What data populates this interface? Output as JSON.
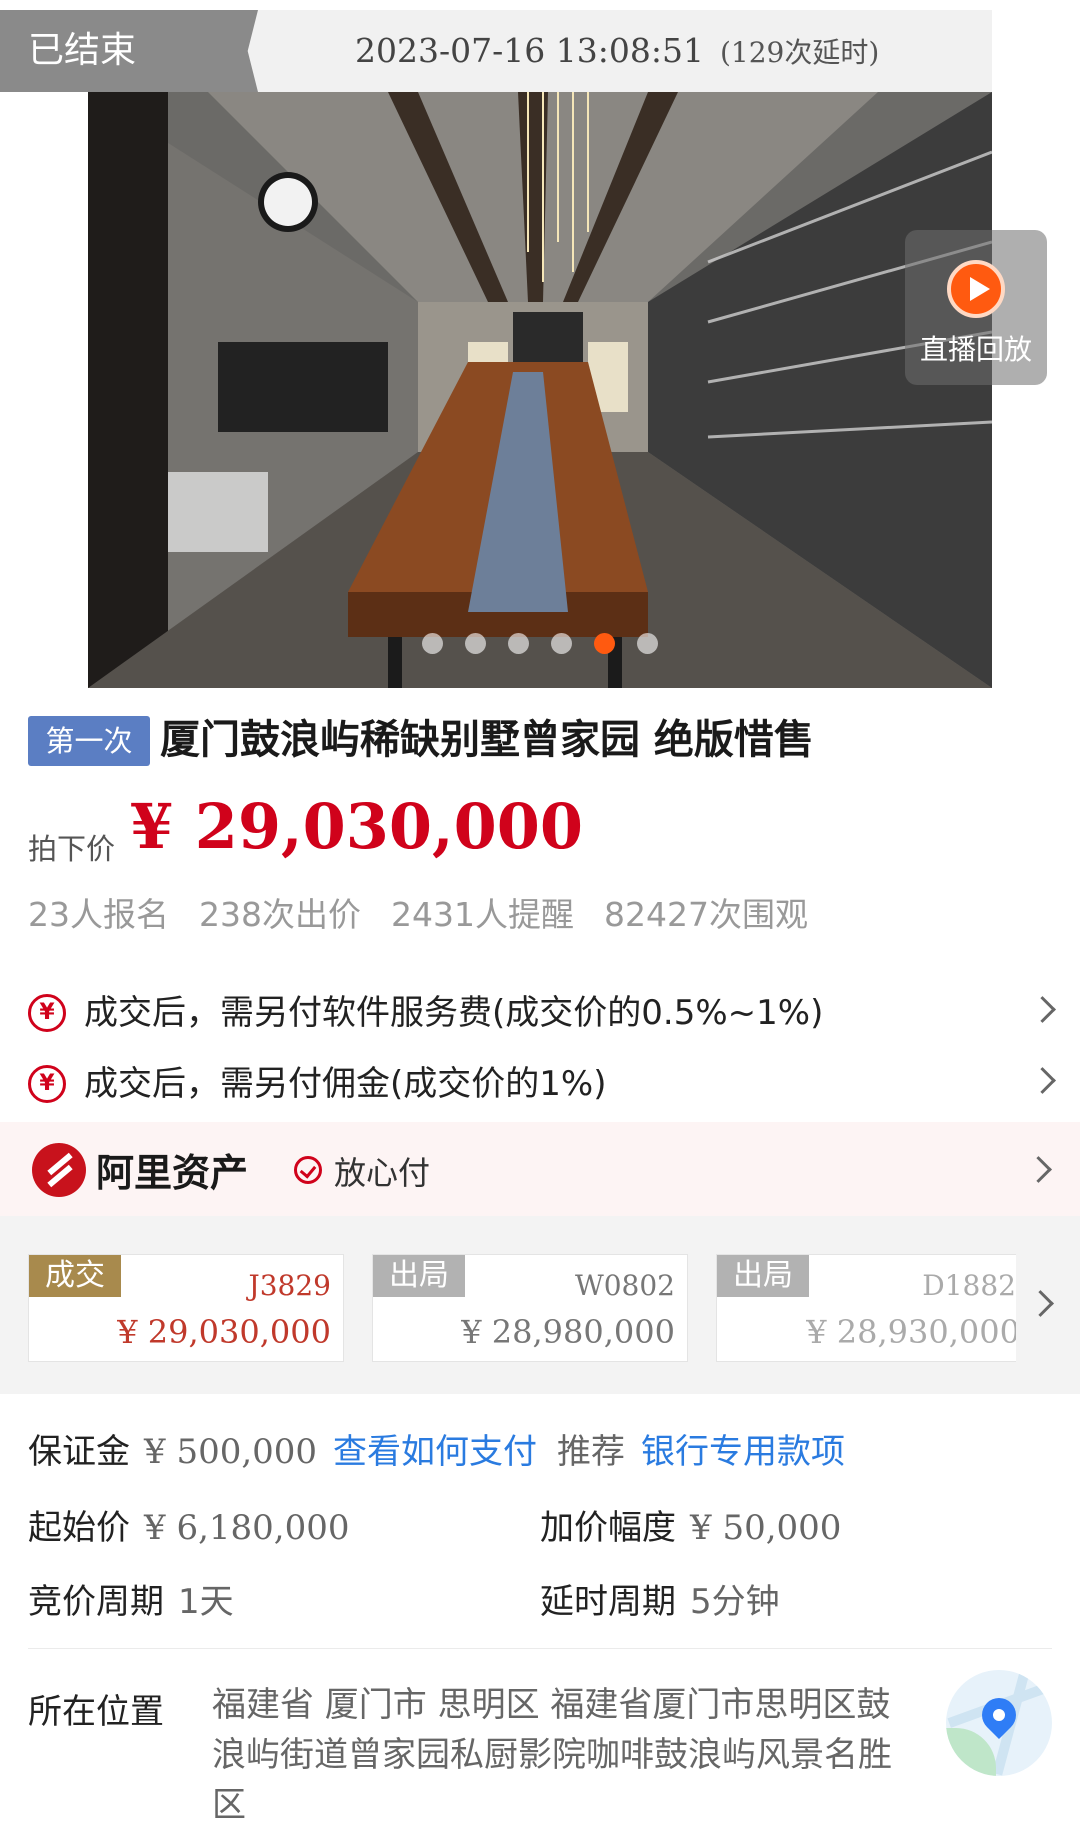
{
  "header": {
    "status": "已结束",
    "end_time": "2023-07-16 13:08:51",
    "extensions": "(129次延时)"
  },
  "gallery": {
    "replay_label": "直播回放",
    "image_count": 6,
    "active_index": 5
  },
  "item": {
    "round_badge": "第一次",
    "title": "厦门鼓浪屿稀缺别墅曾家园 绝版惜售",
    "price_label": "拍下价",
    "price": "¥ 29,030,000",
    "stats": [
      "23人报名",
      "238次出价",
      "2431人提醒",
      "82427次围观"
    ]
  },
  "fees": [
    {
      "icon": "¥",
      "text": "成交后，需另付软件服务费(成交价的0.5%~1%)"
    },
    {
      "icon": "¥",
      "text": "成交后，需另付佣金(成交价的1%)"
    }
  ],
  "platform": {
    "name": "阿里资产",
    "assurance": "放心付"
  },
  "bids": [
    {
      "tag": "成交",
      "code": "J3829",
      "amount": "¥ 29,030,000",
      "tag_color": "#a88a4d",
      "text_color": "#c0392b"
    },
    {
      "tag": "出局",
      "code": "W0802",
      "amount": "¥ 28,980,000",
      "tag_color": "#b2b2b2",
      "text_color": "#777777"
    },
    {
      "tag": "出局",
      "code": "D1882",
      "amount": "¥ 28,930,000",
      "tag_color": "#b2b2b2",
      "text_color": "#aaaaaa"
    }
  ],
  "details": {
    "deposit_label": "保证金",
    "deposit": "¥ 500,000",
    "deposit_link": "查看如何支付",
    "recommend_label": "推荐",
    "recommend_link": "银行专用款项",
    "start_label": "起始价",
    "start_price": "¥ 6,180,000",
    "increment_label": "加价幅度",
    "increment": "¥ 50,000",
    "cycle_label": "竞价周期",
    "cycle": "1天",
    "delay_label": "延时周期",
    "delay": "5分钟"
  },
  "location": {
    "label": "所在位置",
    "address": "福建省 厦门市 思明区 福建省厦门市思明区鼓浪屿街道曾家园私厨影院咖啡鼓浪屿风景名胜区"
  },
  "colors": {
    "price_red": "#d0021b",
    "accent_orange": "#ff5a10",
    "link_blue": "#2a7be0",
    "badge_blue": "#5b7ec3"
  }
}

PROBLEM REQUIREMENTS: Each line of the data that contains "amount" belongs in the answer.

SOLUTION BELOW:
      "amount": "¥ 29,030,000",
      "amount": "¥ 28,980,000",
      "amount": "¥ 28,930,000",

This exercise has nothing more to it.